[[ Provided material open ]]

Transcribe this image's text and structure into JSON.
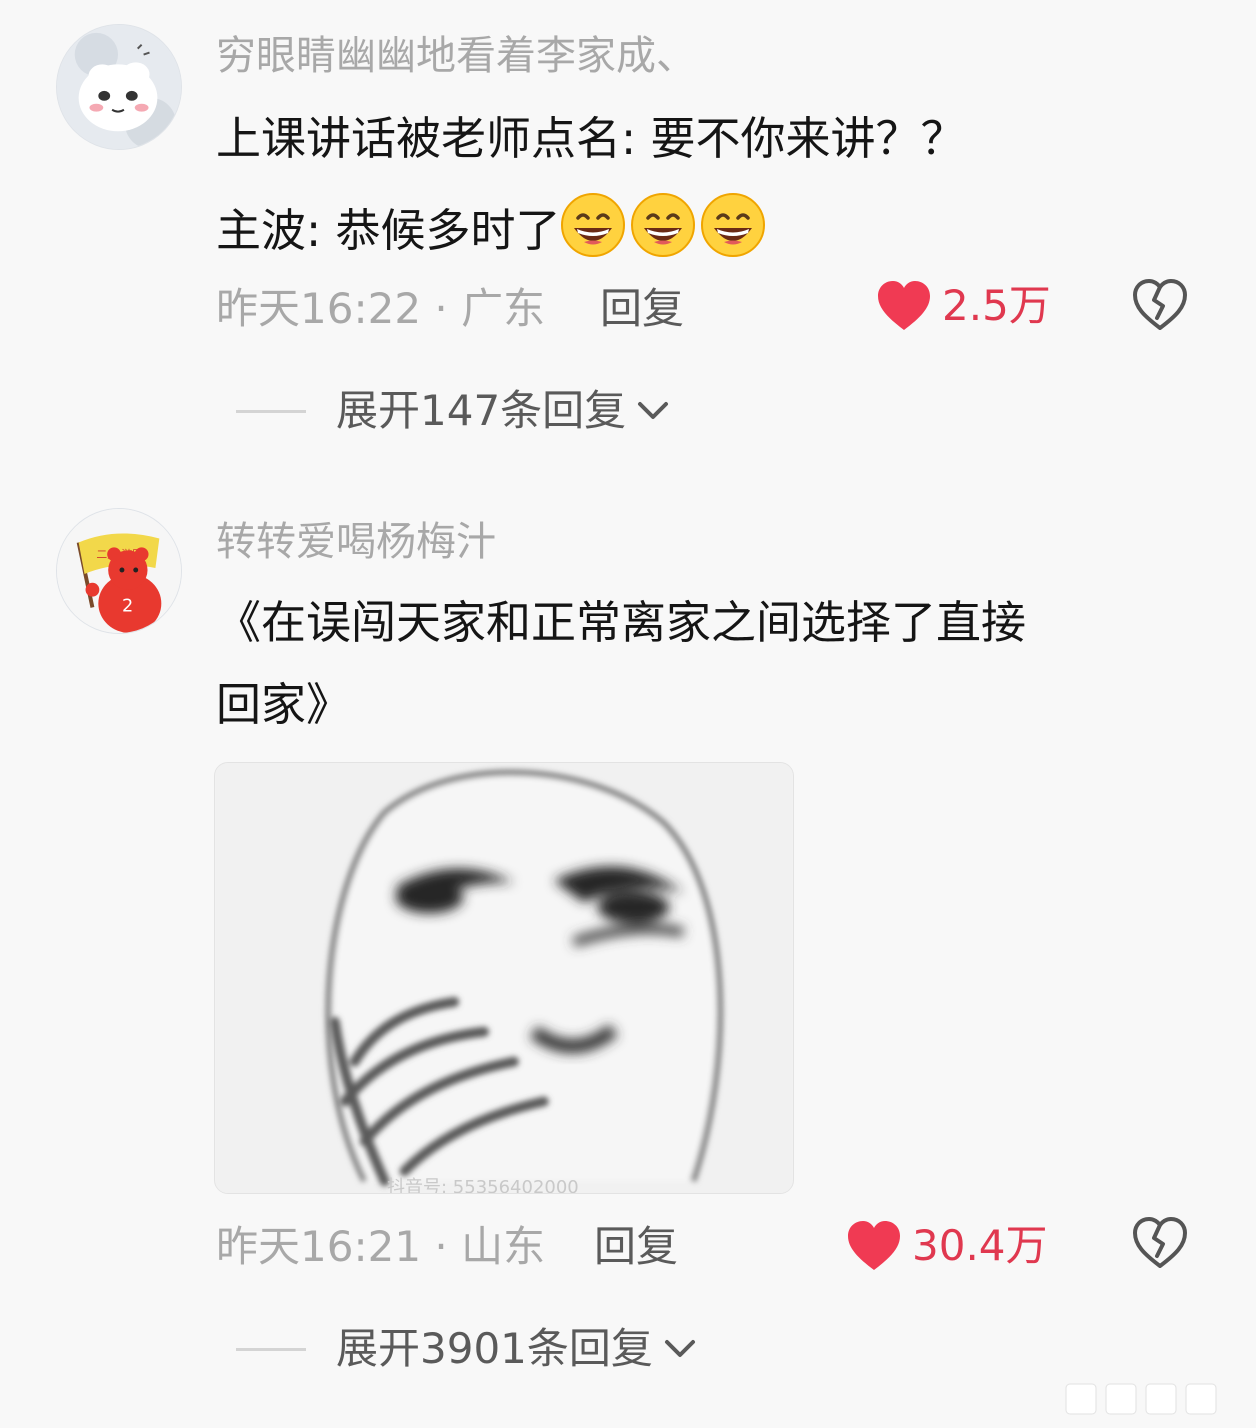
{
  "comments": [
    {
      "username": "穷眼睛幽幽地看着李家成、",
      "lines": [
        "上课讲话被老师点名: 要不你来讲？？",
        "主波: 恭候多时了"
      ],
      "emoji_count": 3,
      "emoji_icon": "grinning-face-icon",
      "time_location": "昨天16:22 · 广东",
      "reply_label": "回复",
      "likes": "2.5万",
      "expand_label": "展开147条回复"
    },
    {
      "username": "转转爱喝杨梅汁",
      "lines": [
        "《在误闯天家和正常离家之间选择了直接",
        "回家》"
      ],
      "image_watermark": "抖音号: 55356402000",
      "time_location": "昨天16:21 · 山东",
      "reply_label": "回复",
      "likes": "30.4万",
      "expand_label": "展开3901条回复"
    }
  ],
  "colors": {
    "background": "#f8f8f8",
    "like_red": "#e0384f",
    "meta_gray": "#a8a8a8",
    "text_dark": "#151515"
  }
}
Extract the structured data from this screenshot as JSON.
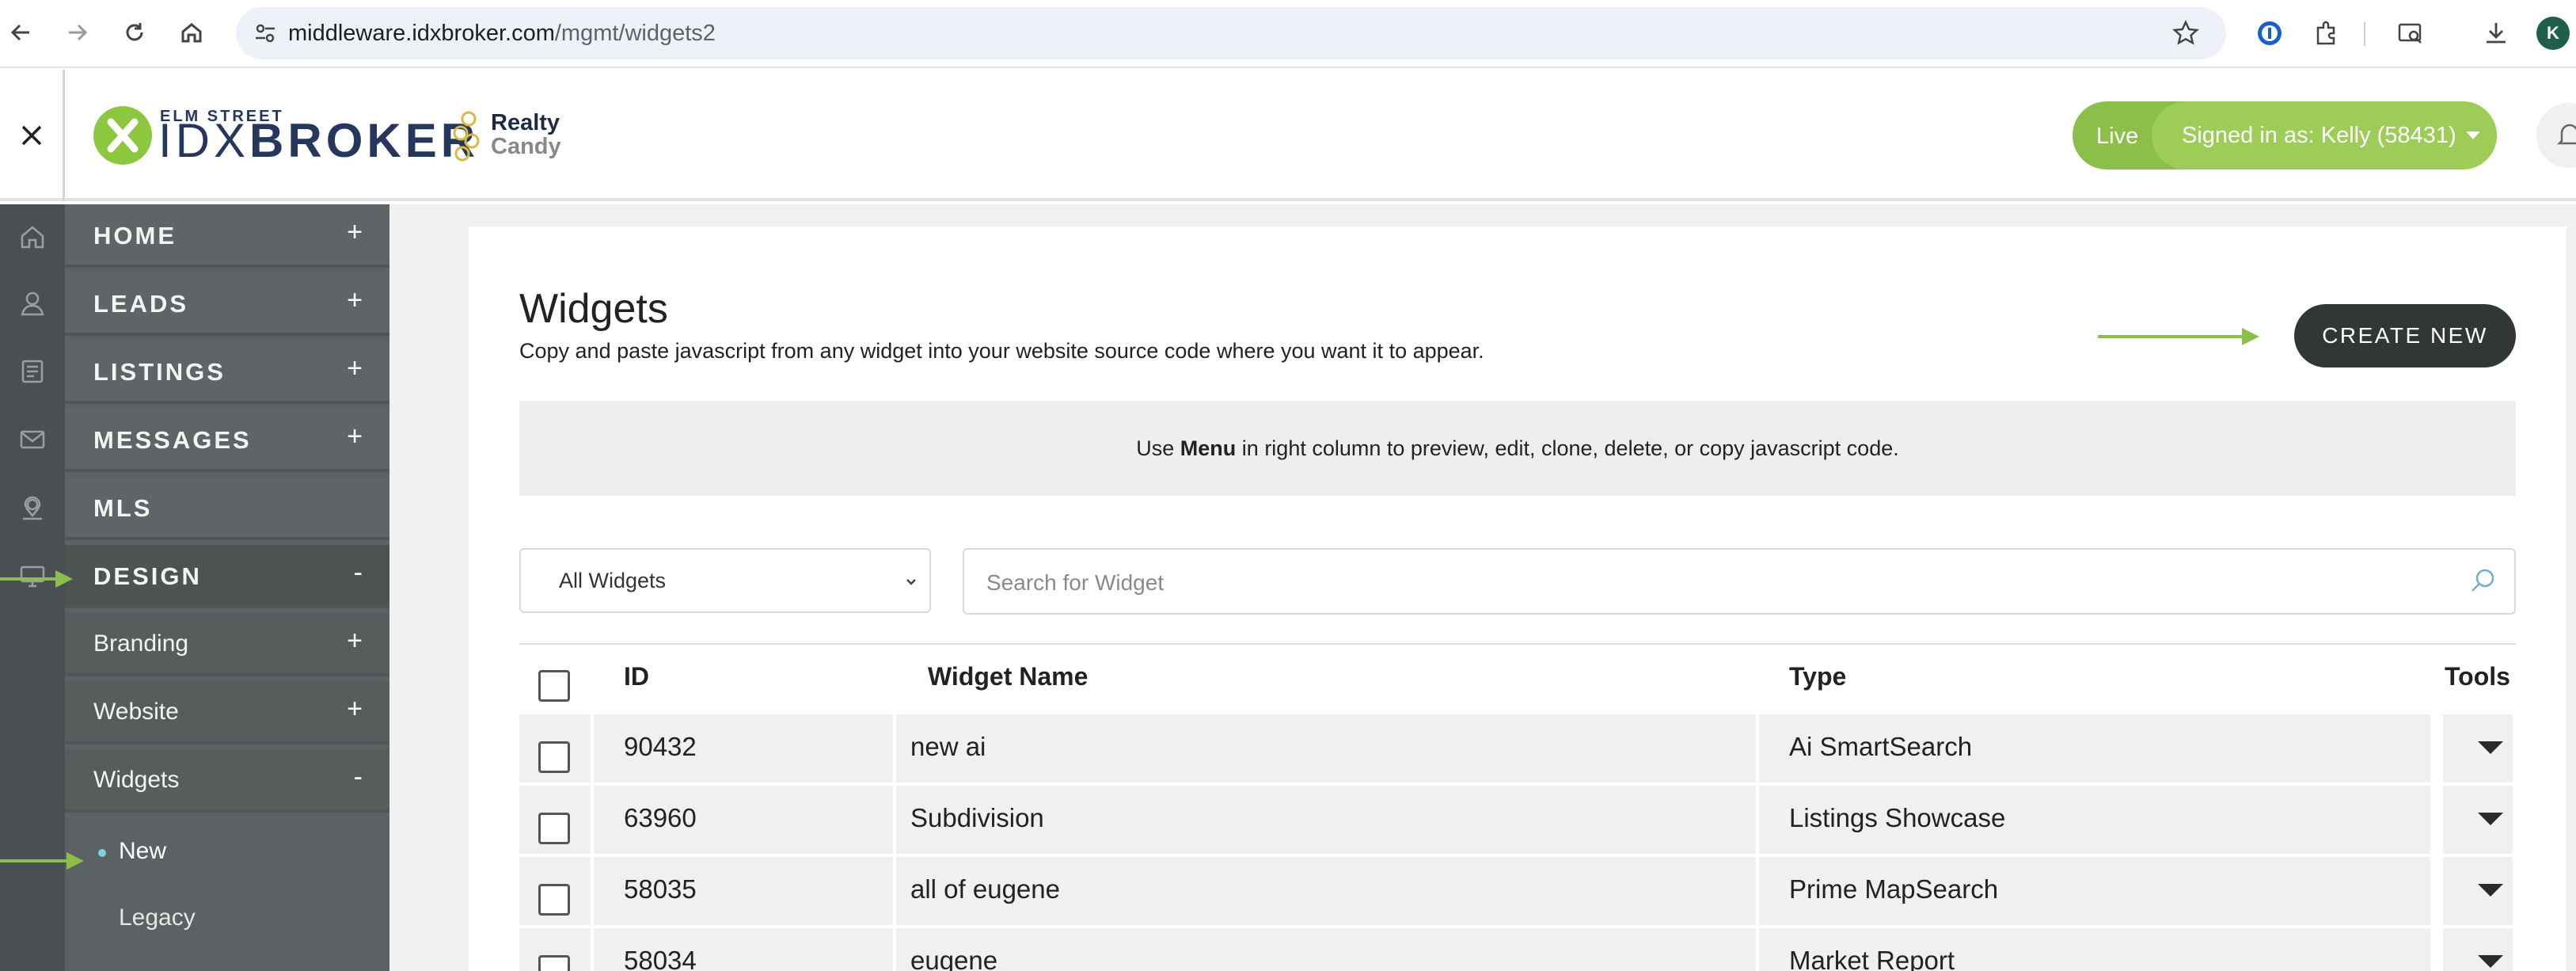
{
  "browser": {
    "url_host": "middleware.idxbroker.com",
    "url_path": "/mgmt/widgets2",
    "profile_initial": "K"
  },
  "header": {
    "logo_small": "ELM STREET",
    "logo_idx": "IDX",
    "logo_broker": "BROKER",
    "partner_line1": "Realty",
    "partner_line2": "Candy",
    "live_label": "Live",
    "signed_in": "Signed in as: Kelly (58431)"
  },
  "sidebar": {
    "items": [
      {
        "label": "HOME",
        "sign": "+"
      },
      {
        "label": "LEADS",
        "sign": "+"
      },
      {
        "label": "LISTINGS",
        "sign": "+"
      },
      {
        "label": "MESSAGES",
        "sign": "+"
      },
      {
        "label": "MLS",
        "sign": ""
      },
      {
        "label": "DESIGN",
        "sign": "-"
      }
    ],
    "subitems": [
      {
        "label": "Branding",
        "sign": "+"
      },
      {
        "label": "Website",
        "sign": "+"
      },
      {
        "label": "Widgets",
        "sign": "-"
      }
    ],
    "subsub": [
      {
        "label": "New"
      },
      {
        "label": "Legacy"
      }
    ]
  },
  "main": {
    "title": "Widgets",
    "subtitle": "Copy and paste javascript from any widget into your website source code where you want it to appear.",
    "create_button": "CREATE NEW",
    "info_pre": "Use ",
    "info_bold": "Menu",
    "info_post": " in right column to preview, edit, clone, delete, or copy javascript code.",
    "filter_value": "All Widgets",
    "search_placeholder": "Search for Widget"
  },
  "table": {
    "headers": {
      "id": "ID",
      "name": "Widget Name",
      "type": "Type",
      "tools": "Tools"
    },
    "rows": [
      {
        "id": "90432",
        "name": "new ai",
        "type": "Ai SmartSearch"
      },
      {
        "id": "63960",
        "name": "Subdivision",
        "type": "Listings Showcase"
      },
      {
        "id": "58035",
        "name": "all of eugene",
        "type": "Prime MapSearch"
      },
      {
        "id": "58034",
        "name": "eugene",
        "type": "Market Report"
      }
    ]
  },
  "colors": {
    "accent_green": "#8cbf4a",
    "sidebar": "#5c6263",
    "button_dark": "#333637"
  }
}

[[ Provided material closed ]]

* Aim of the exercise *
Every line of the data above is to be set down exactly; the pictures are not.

* The answer *
Transcribe this image's text and structure into JSON.
{
  "comments": [
    {
      "username": "穷眼睛幽幽地看着李家成、",
      "lines": [
        "上课讲话被老师点名: 要不你来讲？？",
        "主波: 恭候多时了"
      ],
      "emoji_count": 3,
      "emoji_icon": "grinning-face-icon",
      "time_location": "昨天16:22 · 广东",
      "reply_label": "回复",
      "likes": "2.5万",
      "expand_label": "展开147条回复"
    },
    {
      "username": "转转爱喝杨梅汁",
      "lines": [
        "《在误闯天家和正常离家之间选择了直接",
        "回家》"
      ],
      "image_watermark": "抖音号: 55356402000",
      "time_location": "昨天16:21 · 山东",
      "reply_label": "回复",
      "likes": "30.4万",
      "expand_label": "展开3901条回复"
    }
  ],
  "colors": {
    "background": "#f8f8f8",
    "like_red": "#e0384f",
    "meta_gray": "#a8a8a8",
    "text_dark": "#151515"
  }
}
Extract the structured data from this screenshot as JSON.
{
  "browser": {
    "url_host": "middleware.idxbroker.com",
    "url_path": "/mgmt/widgets2",
    "profile_initial": "K"
  },
  "header": {
    "logo_small": "ELM STREET",
    "logo_idx": "IDX",
    "logo_broker": "BROKER",
    "partner_line1": "Realty",
    "partner_line2": "Candy",
    "live_label": "Live",
    "signed_in": "Signed in as: Kelly (58431)"
  },
  "sidebar": {
    "items": [
      {
        "label": "HOME",
        "sign": "+"
      },
      {
        "label": "LEADS",
        "sign": "+"
      },
      {
        "label": "LISTINGS",
        "sign": "+"
      },
      {
        "label": "MESSAGES",
        "sign": "+"
      },
      {
        "label": "MLS",
        "sign": ""
      },
      {
        "label": "DESIGN",
        "sign": "-"
      }
    ],
    "subitems": [
      {
        "label": "Branding",
        "sign": "+"
      },
      {
        "label": "Website",
        "sign": "+"
      },
      {
        "label": "Widgets",
        "sign": "-"
      }
    ],
    "subsub": [
      {
        "label": "New"
      },
      {
        "label": "Legacy"
      }
    ]
  },
  "main": {
    "title": "Widgets",
    "subtitle": "Copy and paste javascript from any widget into your website source code where you want it to appear.",
    "create_button": "CREATE NEW",
    "info_pre": "Use ",
    "info_bold": "Menu",
    "info_post": " in right column to preview, edit, clone, delete, or copy javascript code.",
    "filter_value": "All Widgets",
    "search_placeholder": "Search for Widget"
  },
  "table": {
    "headers": {
      "id": "ID",
      "name": "Widget Name",
      "type": "Type",
      "tools": "Tools"
    },
    "rows": [
      {
        "id": "90432",
        "name": "new ai",
        "type": "Ai SmartSearch"
      },
      {
        "id": "63960",
        "name": "Subdivision",
        "type": "Listings Showcase"
      },
      {
        "id": "58035",
        "name": "all of eugene",
        "type": "Prime MapSearch"
      },
      {
        "id": "58034",
        "name": "eugene",
        "type": "Market Report"
      }
    ]
  },
  "colors": {
    "accent_green": "#8cbf4a",
    "sidebar": "#5c6263",
    "button_dark": "#333637"
  }
}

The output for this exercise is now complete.